South Kesteven District Council’s Local Plan provides guidelines for new development at this site. They recognise that while there is capacity for 3,500 to 4,000 new homes, new development must respect and minimise impacts on the existing woodland. They must also incorporate networks of multifunctional green spaces. 

It's been suggested that trees could be planted elsewhere to make up for the losses, but ​this must not be regarded as a get out of jail free card - it does not replace the value of ​the felled trees to people and local wildlife. Any additional planting should be close to the barracks site to benefit the local environment and local people.

Join us in pressing for the plans to include: 

  1. the preservation of as many trees as possible. A revised masterplan should be drawn up, with a ‘retention first’ approach.  
  2. a true woodland-centred development, with trees and woodland allowed to flourish and create a functioning woodland ecosystem. 

Our wildlife is under pressure and we urgently need to tackle climate change. Government agencies should not be designing new development that would result in such significant loss of woodland, regardless of its age. South Kesteven's District Council’s tree cover of 12.6% is well below the 16% average for England. However, with Lincolnshire's overall tree cover at just 5%, any large-scale loss of trees, no matter their age, has significance at a county level. Every tree counts.

The consultation has now closed

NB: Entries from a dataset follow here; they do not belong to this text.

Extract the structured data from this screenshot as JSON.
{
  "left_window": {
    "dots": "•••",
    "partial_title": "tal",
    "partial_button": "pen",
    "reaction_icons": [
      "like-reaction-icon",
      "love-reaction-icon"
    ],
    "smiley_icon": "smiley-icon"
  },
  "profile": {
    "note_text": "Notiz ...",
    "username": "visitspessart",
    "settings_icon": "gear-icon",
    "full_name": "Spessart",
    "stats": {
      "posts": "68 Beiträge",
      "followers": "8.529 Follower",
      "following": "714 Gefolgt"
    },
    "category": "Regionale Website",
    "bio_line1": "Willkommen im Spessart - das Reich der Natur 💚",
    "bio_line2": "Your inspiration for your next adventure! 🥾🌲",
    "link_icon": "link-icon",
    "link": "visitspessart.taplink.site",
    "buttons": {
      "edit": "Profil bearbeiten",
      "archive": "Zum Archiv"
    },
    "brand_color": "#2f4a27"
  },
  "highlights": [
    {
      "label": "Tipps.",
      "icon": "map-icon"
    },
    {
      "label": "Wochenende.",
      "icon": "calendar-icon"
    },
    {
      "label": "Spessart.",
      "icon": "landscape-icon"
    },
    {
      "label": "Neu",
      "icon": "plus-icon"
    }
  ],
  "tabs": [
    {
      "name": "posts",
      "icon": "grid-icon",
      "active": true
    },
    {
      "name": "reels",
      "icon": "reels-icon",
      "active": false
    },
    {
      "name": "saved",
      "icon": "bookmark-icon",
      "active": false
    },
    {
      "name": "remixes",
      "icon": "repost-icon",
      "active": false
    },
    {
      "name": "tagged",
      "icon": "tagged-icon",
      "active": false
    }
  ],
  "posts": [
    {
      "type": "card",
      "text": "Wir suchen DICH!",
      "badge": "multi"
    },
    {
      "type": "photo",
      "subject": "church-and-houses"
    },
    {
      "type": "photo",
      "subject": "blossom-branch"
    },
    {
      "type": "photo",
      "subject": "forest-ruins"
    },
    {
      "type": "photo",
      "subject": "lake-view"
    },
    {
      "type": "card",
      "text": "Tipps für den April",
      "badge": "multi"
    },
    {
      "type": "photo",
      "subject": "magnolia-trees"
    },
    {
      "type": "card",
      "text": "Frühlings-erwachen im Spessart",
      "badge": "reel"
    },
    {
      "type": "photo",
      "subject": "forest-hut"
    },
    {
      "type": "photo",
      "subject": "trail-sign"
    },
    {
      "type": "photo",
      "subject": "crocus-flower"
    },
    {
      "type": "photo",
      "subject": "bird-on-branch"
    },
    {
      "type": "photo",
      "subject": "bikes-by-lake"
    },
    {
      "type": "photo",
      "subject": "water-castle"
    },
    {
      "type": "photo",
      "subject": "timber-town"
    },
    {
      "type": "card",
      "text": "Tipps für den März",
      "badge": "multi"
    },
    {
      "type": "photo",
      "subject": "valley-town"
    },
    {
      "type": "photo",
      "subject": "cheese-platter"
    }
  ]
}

Homes England's public consultation on the proposed development ended on 25 June 2021. We’re still working hard behind the scenes to save as many of these trees as we can and will keep you updated.